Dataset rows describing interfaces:
»»

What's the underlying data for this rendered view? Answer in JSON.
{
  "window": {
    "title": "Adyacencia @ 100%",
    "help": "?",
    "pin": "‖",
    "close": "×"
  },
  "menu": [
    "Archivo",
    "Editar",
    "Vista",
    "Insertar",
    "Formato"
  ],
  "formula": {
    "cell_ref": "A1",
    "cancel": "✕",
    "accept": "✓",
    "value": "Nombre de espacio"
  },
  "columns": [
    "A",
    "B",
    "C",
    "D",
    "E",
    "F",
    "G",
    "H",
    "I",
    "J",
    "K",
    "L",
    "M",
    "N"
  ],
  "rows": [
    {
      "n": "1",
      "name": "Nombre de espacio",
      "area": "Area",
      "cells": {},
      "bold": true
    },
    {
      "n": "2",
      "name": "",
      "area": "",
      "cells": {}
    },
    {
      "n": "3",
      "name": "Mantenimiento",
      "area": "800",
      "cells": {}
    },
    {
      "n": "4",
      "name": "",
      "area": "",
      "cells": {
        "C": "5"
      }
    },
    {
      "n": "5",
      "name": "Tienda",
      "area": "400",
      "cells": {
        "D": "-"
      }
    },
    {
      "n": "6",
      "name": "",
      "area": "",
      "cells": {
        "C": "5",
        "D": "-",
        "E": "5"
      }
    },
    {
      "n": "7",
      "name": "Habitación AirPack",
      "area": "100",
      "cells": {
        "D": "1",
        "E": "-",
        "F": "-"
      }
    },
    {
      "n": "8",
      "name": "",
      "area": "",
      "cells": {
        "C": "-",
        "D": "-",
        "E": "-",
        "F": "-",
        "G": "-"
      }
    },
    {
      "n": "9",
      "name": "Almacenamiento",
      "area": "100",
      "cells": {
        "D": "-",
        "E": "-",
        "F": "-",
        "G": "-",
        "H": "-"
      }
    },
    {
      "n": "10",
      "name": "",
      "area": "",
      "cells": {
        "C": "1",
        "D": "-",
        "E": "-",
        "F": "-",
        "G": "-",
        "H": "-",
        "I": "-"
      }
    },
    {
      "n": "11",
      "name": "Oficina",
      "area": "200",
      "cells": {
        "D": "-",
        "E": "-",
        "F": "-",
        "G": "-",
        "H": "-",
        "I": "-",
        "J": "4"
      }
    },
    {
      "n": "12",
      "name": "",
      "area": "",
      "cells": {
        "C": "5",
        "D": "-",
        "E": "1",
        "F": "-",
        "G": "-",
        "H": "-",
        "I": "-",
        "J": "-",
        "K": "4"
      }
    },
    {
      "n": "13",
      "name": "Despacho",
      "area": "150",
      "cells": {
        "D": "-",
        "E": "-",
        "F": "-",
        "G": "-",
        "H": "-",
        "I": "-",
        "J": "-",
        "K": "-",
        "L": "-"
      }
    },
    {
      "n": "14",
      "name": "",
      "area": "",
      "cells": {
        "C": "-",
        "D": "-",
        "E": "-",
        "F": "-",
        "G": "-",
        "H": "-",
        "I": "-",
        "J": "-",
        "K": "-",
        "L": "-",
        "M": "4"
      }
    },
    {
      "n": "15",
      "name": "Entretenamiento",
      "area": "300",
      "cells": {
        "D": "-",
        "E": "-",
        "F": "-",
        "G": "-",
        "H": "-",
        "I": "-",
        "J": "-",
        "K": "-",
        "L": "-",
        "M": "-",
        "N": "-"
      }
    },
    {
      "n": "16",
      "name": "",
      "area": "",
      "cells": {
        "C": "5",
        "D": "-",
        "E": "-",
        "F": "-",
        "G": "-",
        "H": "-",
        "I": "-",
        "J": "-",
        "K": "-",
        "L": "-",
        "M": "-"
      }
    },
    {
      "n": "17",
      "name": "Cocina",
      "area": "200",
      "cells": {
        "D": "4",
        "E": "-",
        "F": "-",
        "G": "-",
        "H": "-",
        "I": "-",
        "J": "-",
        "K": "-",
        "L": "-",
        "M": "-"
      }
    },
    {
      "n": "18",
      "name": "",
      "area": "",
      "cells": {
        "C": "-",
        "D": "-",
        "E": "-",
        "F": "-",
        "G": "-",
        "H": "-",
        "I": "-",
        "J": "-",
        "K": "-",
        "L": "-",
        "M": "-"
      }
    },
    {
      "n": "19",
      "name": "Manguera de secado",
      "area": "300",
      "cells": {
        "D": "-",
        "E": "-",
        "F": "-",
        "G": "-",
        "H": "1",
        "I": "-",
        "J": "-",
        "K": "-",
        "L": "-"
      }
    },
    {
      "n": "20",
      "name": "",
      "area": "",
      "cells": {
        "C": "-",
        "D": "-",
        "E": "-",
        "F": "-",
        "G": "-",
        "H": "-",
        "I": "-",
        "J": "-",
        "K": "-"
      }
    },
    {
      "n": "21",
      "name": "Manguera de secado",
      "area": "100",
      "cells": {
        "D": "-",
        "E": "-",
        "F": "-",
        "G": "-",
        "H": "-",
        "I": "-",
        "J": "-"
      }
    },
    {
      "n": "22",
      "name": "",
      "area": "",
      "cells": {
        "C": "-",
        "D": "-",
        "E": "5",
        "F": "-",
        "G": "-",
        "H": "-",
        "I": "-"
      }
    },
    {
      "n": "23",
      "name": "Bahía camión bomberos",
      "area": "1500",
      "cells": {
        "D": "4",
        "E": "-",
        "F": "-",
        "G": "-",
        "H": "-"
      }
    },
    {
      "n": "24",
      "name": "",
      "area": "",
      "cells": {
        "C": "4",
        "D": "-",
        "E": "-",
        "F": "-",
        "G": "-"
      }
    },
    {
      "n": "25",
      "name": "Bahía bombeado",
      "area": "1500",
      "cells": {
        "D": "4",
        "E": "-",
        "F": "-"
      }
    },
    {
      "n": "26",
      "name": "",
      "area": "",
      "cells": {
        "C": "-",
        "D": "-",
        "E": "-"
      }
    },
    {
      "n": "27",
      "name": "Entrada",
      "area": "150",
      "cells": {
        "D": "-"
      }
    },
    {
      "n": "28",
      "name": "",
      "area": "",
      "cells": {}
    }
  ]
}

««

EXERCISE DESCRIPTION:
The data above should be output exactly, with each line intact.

EXERCISE OUTPUT:
What's the underlying data for this rendered view? Answer in JSON.
{
  "window": {
    "title": "Adyacencia @ 100%",
    "help": "?",
    "pin": "‖",
    "close": "×"
  },
  "menu": [
    "Archivo",
    "Editar",
    "Vista",
    "Insertar",
    "Formato"
  ],
  "formula": {
    "cell_ref": "A1",
    "cancel": "✕",
    "accept": "✓",
    "value": "Nombre de espacio"
  },
  "columns": [
    "A",
    "B",
    "C",
    "D",
    "E",
    "F",
    "G",
    "H",
    "I",
    "J",
    "K",
    "L",
    "M",
    "N"
  ],
  "rows": [
    {
      "n": "1",
      "name": "Nombre de espacio",
      "area": "Area",
      "cells": {},
      "bold": true
    },
    {
      "n": "2",
      "name": "",
      "area": "",
      "cells": {}
    },
    {
      "n": "3",
      "name": "Mantenimiento",
      "area": "800",
      "cells": {}
    },
    {
      "n": "4",
      "name": "",
      "area": "",
      "cells": {
        "C": "5"
      }
    },
    {
      "n": "5",
      "name": "Tienda",
      "area": "400",
      "cells": {
        "D": "-"
      }
    },
    {
      "n": "6",
      "name": "",
      "area": "",
      "cells": {
        "C": "5",
        "D": "-",
        "E": "5"
      }
    },
    {
      "n": "7",
      "name": "Habitación AirPack",
      "area": "100",
      "cells": {
        "D": "1",
        "E": "-",
        "F": "-"
      }
    },
    {
      "n": "8",
      "name": "",
      "area": "",
      "cells": {
        "C": "-",
        "D": "-",
        "E": "-",
        "F": "-",
        "G": "-"
      }
    },
    {
      "n": "9",
      "name": "Almacenamiento",
      "area": "100",
      "cells": {
        "D": "-",
        "E": "-",
        "F": "-",
        "G": "-",
        "H": "-"
      }
    },
    {
      "n": "10",
      "name": "",
      "area": "",
      "cells": {
        "C": "1",
        "D": "-",
        "E": "-",
        "F": "-",
        "G": "-",
        "H": "-",
        "I": "-"
      }
    },
    {
      "n": "11",
      "name": "Oficina",
      "area": "200",
      "cells": {
        "D": "-",
        "E": "-",
        "F": "-",
        "G": "-",
        "H": "-",
        "I": "-",
        "J": "4"
      }
    },
    {
      "n": "12",
      "name": "",
      "area": "",
      "cells": {
        "C": "5",
        "D": "-",
        "E": "1",
        "F": "-",
        "G": "-",
        "H": "-",
        "I": "-",
        "J": "-",
        "K": "4"
      }
    },
    {
      "n": "13",
      "name": "Despacho",
      "area": "150",
      "cells": {
        "D": "-",
        "E": "-",
        "F": "-",
        "G": "-",
        "H": "-",
        "I": "-",
        "J": "-",
        "K": "-",
        "L": "-"
      }
    },
    {
      "n": "14",
      "name": "",
      "area": "",
      "cells": {
        "C": "-",
        "D": "-",
        "E": "-",
        "F": "-",
        "G": "-",
        "H": "-",
        "I": "-",
        "J": "-",
        "K": "-",
        "L": "-",
        "M": "4"
      }
    },
    {
      "n": "15",
      "name": "Entretenamiento",
      "area": "300",
      "cells": {
        "D": "-",
        "E": "-",
        "F": "-",
        "G": "-",
        "H": "-",
        "I": "-",
        "J": "-",
        "K": "-",
        "L": "-",
        "M": "-",
        "N": "-"
      }
    },
    {
      "n": "16",
      "name": "",
      "area": "",
      "cells": {
        "C": "5",
        "D": "-",
        "E": "-",
        "F": "-",
        "G": "-",
        "H": "-",
        "I": "-",
        "J": "-",
        "K": "-",
        "L": "-",
        "M": "-"
      }
    },
    {
      "n": "17",
      "name": "Cocina",
      "area": "200",
      "cells": {
        "D": "4",
        "E": "-",
        "F": "-",
        "G": "-",
        "H": "-",
        "I": "-",
        "J": "-",
        "K": "-",
        "L": "-",
        "M": "-"
      }
    },
    {
      "n": "18",
      "name": "",
      "area": "",
      "cells": {
        "C": "-",
        "D": "-",
        "E": "-",
        "F": "-",
        "G": "-",
        "H": "-",
        "I": "-",
        "J": "-",
        "K": "-",
        "L": "-",
        "M": "-"
      }
    },
    {
      "n": "19",
      "name": "Manguera de secado",
      "area": "300",
      "cells": {
        "D": "-",
        "E": "-",
        "F": "-",
        "G": "-",
        "H": "1",
        "I": "-",
        "J": "-",
        "K": "-",
        "L": "-"
      }
    },
    {
      "n": "20",
      "name": "",
      "area": "",
      "cells": {
        "C": "-",
        "D": "-",
        "E": "-",
        "F": "-",
        "G": "-",
        "H": "-",
        "I": "-",
        "J": "-",
        "K": "-"
      }
    },
    {
      "n": "21",
      "name": "Manguera de secado",
      "area": "100",
      "cells": {
        "D": "-",
        "E": "-",
        "F": "-",
        "G": "-",
        "H": "-",
        "I": "-",
        "J": "-"
      }
    },
    {
      "n": "22",
      "name": "",
      "area": "",
      "cells": {
        "C": "-",
        "D": "-",
        "E": "5",
        "F": "-",
        "G": "-",
        "H": "-",
        "I": "-"
      }
    },
    {
      "n": "23",
      "name": "Bahía camión bomberos",
      "area": "1500",
      "cells": {
        "D": "4",
        "E": "-",
        "F": "-",
        "G": "-",
        "H": "-"
      }
    },
    {
      "n": "24",
      "name": "",
      "area": "",
      "cells": {
        "C": "4",
        "D": "-",
        "E": "-",
        "F": "-",
        "G": "-"
      }
    },
    {
      "n": "25",
      "name": "Bahía bombeado",
      "area": "1500",
      "cells": {
        "D": "4",
        "E": "-",
        "F": "-"
      }
    },
    {
      "n": "26",
      "name": "",
      "area": "",
      "cells": {
        "C": "-",
        "D": "-",
        "E": "-"
      }
    },
    {
      "n": "27",
      "name": "Entrada",
      "area": "150",
      "cells": {
        "D": "-"
      }
    },
    {
      "n": "28",
      "name": "",
      "area": "",
      "cells": {}
    }
  ]
}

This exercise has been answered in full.